The IndyStar reported Friday that Indiana State Police Superintendent Douglas Carter outlined his concerns in a letter to IMPD Chief Randal Taylor this week. Carter is chairperson of the Law Enforcement Training Board, which oversees the state’s biggest police academy and carries some level of authority over police training.
At issue is whether IMPD has the authority to change its own training procedures in the first place. Those changes include a decision to ban all uses of police chokeholds.
Carter outlined several concerning areas about IMPD’s new training, which he said the department already has begun without proper approval from the board.
But the Hogsett administration and IMPD leadership argue that their new policies adhere to what many other major police departments are doing as they ‘modernize’ practices.
“The decision made by Mayor Hogsett and Chief Taylor to update the city’s use-of-force policy has generated engagement and support from a broad coalition of Indianapolis residents, who have demonstrated an incredible willingness to work with IMPD and our hardworking police officers to improve our criminal justice system,” Hogsett spokeswoman Taylor Schaffer said in a statement. “We are also aware it has generated some criticism from those inside — and outside — our community who oppose efforts to bring national best practices to Indiana.”
In August, Indiana Governor Eric Holcomb announced he would order a third-party review of all training curriculum at the state academy, which would include state police training.
WIBC host Tony Katz voiced concern over the increased risk to police officers’ safety when changes to police training procedures are implemented for political reasons.
“The Hogsett administration is saying this is fine, the City-County Council is saying we need less force, and you have members of the council saying we need civilians to be involved in changes to police procedures, which would lead to decision-making by people who are not experienced in law enforcement and are driven by a political agenda. And that puts officers’ lives at risk.
“I bring up the issue of civilian input because it goes against a theory that you often hear in the world of education. In the world of education, you often hear groups say that parents should not have a say in their child’s education; we have to listen to the experts.
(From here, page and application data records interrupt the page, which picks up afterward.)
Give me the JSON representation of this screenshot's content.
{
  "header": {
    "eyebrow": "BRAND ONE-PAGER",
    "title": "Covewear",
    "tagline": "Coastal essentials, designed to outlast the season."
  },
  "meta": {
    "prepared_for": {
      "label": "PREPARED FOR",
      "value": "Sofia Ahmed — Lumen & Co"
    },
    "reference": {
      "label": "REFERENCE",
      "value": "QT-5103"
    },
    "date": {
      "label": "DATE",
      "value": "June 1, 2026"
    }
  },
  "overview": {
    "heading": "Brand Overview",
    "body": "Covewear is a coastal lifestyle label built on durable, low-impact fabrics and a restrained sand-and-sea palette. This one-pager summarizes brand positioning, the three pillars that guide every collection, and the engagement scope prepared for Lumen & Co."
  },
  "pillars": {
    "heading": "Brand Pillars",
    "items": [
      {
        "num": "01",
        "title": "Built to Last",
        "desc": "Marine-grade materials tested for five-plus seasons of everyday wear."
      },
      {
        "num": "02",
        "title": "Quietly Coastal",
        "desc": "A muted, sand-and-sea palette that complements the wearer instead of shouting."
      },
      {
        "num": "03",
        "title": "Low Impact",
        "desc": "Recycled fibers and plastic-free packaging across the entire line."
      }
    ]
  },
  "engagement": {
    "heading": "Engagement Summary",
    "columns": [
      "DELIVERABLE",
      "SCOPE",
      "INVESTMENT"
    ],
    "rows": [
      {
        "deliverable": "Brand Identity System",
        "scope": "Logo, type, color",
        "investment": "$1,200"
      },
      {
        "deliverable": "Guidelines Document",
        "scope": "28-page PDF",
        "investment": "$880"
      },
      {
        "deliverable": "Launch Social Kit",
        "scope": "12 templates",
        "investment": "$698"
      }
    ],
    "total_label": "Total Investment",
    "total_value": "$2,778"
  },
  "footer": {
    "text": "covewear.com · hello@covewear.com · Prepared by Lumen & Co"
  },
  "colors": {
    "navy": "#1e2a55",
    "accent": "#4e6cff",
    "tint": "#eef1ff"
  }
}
In science, we have to listen to the experts. Medicine, we have to listen to the experts… But not in policing. I want them to square the circle on that.”
Click below to hear Tony’s full commentary.